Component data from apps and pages
'''

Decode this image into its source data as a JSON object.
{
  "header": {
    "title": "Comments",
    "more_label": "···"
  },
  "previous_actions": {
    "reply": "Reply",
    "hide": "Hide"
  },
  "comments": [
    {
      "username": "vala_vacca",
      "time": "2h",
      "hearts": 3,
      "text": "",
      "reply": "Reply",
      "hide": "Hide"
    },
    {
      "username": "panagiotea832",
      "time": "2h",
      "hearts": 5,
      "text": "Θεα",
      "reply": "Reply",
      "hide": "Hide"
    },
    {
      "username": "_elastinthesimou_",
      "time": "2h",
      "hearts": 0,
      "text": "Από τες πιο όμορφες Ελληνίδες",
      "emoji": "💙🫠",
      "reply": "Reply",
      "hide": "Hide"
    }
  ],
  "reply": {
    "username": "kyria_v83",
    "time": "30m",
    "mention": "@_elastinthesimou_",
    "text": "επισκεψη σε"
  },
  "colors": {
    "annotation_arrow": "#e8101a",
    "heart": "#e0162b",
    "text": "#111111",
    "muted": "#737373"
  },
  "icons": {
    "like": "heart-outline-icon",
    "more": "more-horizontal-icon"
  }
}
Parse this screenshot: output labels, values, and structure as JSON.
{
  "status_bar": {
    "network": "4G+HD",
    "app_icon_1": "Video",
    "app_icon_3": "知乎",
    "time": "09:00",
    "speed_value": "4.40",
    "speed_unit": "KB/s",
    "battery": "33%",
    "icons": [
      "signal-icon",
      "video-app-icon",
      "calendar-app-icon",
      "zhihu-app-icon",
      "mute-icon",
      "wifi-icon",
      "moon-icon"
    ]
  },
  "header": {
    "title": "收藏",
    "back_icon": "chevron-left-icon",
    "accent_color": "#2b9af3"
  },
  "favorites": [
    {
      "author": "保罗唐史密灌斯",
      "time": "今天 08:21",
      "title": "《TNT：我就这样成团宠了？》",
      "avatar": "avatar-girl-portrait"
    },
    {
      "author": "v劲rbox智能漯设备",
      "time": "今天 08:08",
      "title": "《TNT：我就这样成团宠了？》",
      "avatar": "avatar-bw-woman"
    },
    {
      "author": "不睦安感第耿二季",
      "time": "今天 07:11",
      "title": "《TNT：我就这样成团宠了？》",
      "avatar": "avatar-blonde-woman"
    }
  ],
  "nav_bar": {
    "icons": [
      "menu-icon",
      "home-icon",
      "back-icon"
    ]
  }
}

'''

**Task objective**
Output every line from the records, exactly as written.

**Solution**
Decode this image into its source data as a JSON object.
{
  "header": {
    "title": "Comments",
    "more_label": "···"
  },
  "previous_actions": {
    "reply": "Reply",
    "hide": "Hide"
  },
  "comments": [
    {
      "username": "vala_vacca",
      "time": "2h",
      "hearts": 3,
      "text": "",
      "reply": "Reply",
      "hide": "Hide"
    },
    {
      "username": "panagiotea832",
      "time": "2h",
      "hearts": 5,
      "text": "Θεα",
      "reply": "Reply",
      "hide": "Hide"
    },
    {
      "username": "_elastinthesimou_",
      "time": "2h",
      "hearts": 0,
      "text": "Από τες πιο όμορφες Ελληνίδες",
      "emoji": "💙🫠",
      "reply": "Reply",
      "hide": "Hide"
    }
  ],
  "reply": {
    "username": "kyria_v83",
    "time": "30m",
    "mention": "@_elastinthesimou_",
    "text": "επισκεψη σε"
  },
  "colors": {
    "annotation_arrow": "#e8101a",
    "heart": "#e0162b",
    "text": "#111111",
    "muted": "#737373"
  },
  "icons": {
    "like": "heart-outline-icon",
    "more": "more-horizontal-icon"
  }
}
Parse this screenshot: output labels, values, and structure as JSON.
{
  "status_bar": {
    "network": "4G+HD",
    "app_icon_1": "Video",
    "app_icon_3": "知乎",
    "time": "09:00",
    "speed_value": "4.40",
    "speed_unit": "KB/s",
    "battery": "33%",
    "icons": [
      "signal-icon",
      "video-app-icon",
      "calendar-app-icon",
      "zhihu-app-icon",
      "mute-icon",
      "wifi-icon",
      "moon-icon"
    ]
  },
  "header": {
    "title": "收藏",
    "back_icon": "chevron-left-icon",
    "accent_color": "#2b9af3"
  },
  "favorites": [
    {
      "author": "保罗唐史密灌斯",
      "time": "今天 08:21",
      "title": "《TNT：我就这样成团宠了？》",
      "avatar": "avatar-girl-portrait"
    },
    {
      "author": "v劲rbox智能漯设备",
      "time": "今天 08:08",
      "title": "《TNT：我就这样成团宠了？》",
      "avatar": "avatar-bw-woman"
    },
    {
      "author": "不睦安感第耿二季",
      "time": "今天 07:11",
      "title": "《TNT：我就这样成团宠了？》",
      "avatar": "avatar-blonde-woman"
    }
  ],
  "nav_bar": {
    "icons": [
      "menu-icon",
      "home-icon",
      "back-icon"
    ]
  }
}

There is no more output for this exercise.